The 1st Airborne Division suffered further restrictions on the First Lift with fewer aircraft, four hundred and seventy-five, being allocated to their transport than the five hundred and twenty and five hundred and ninety given to the 82nd and 101st Airborne Divisions respectively. Much of this disproportion was as a result of the priorities of each Airborne Division; the 101st Airborne, landing at Eindhoven, took very little artillery with them on the First Lift as XXX Corps would soon be on hand to provide it, and so they gave absolute priority to taking as much infantry as possible on the first day to enable the smooth advance of the ground troops. The 1st Airborne Division were to be without any such support for at least two days, and so Major-General Urquhart decided to take the balance of his artillery in on the First Lift at the expense of additional infantry. In the event, this artillery was not especially required on the first day, and it has been said that if the guns of the 1st Airlanding Light Regiment had been left to the Second Lift then almost all of the Division's infantry strength could have been taken to Arnhem on Sunday 17th September.
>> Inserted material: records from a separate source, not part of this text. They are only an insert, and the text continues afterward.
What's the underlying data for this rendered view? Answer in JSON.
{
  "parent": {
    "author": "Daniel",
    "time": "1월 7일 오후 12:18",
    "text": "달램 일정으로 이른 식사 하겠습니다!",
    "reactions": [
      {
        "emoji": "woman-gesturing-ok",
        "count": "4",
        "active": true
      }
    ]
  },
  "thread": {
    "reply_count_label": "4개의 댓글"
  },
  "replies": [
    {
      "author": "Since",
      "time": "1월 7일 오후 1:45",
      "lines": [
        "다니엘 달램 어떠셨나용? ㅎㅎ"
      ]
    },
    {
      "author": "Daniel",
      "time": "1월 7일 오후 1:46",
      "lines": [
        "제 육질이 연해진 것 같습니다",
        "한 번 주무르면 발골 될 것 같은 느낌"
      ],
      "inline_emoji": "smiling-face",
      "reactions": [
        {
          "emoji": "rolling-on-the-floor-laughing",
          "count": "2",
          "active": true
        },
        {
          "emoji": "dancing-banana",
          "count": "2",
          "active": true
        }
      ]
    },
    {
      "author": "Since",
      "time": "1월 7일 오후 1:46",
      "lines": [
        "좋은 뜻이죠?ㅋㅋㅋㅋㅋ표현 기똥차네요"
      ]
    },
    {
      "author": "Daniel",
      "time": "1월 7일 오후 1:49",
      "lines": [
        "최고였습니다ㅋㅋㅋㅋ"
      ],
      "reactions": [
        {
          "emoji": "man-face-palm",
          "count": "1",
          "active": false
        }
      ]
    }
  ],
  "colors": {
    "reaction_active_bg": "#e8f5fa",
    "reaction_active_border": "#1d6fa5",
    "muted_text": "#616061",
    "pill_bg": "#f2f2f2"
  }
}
In addition, the Division had lost thirty-eight of its aircraft on the First Lift because of the need to transport 1st British Airborne Corps Headquarters into battle. Despite the fact that Corps HQ were to land at Nijmegen, alongside the 82nd Airborne Division, politics dictated that their inclusion with the First Lift should be to the detriment of the British troops of the 1st Airborne Division. The decision to commit the Headquarters to the Market Garden was dubious to say the least, as their ability to exercise control over three Divisions, fighting independent actions at great distances from each other, was particularly remote. The loss of these aircraft resulted in two companies of the 2nd South Staffordshires, approximately three hundred men, being left in England until the second day.
As a result of all of the above, only half of the 1st Airborne Division was to land on the first day, and less than half of these were able to advance on the Bridge because the remainder had to defend the drop zones for twenty-four hours until the Second Lift arrived. The chief weapon of the airborne troops is surprise, and surprise is impossible to maintain when they arrive over a period of three days and march a distance of eight miles to their objectives in the face of a now fully-alerted enemy. Before a shot had been fired, the fate of Market Garden was sealed. At the time, however, enemy resistance was still expected to be minimal, and with this in mind there was no cause for grave concern.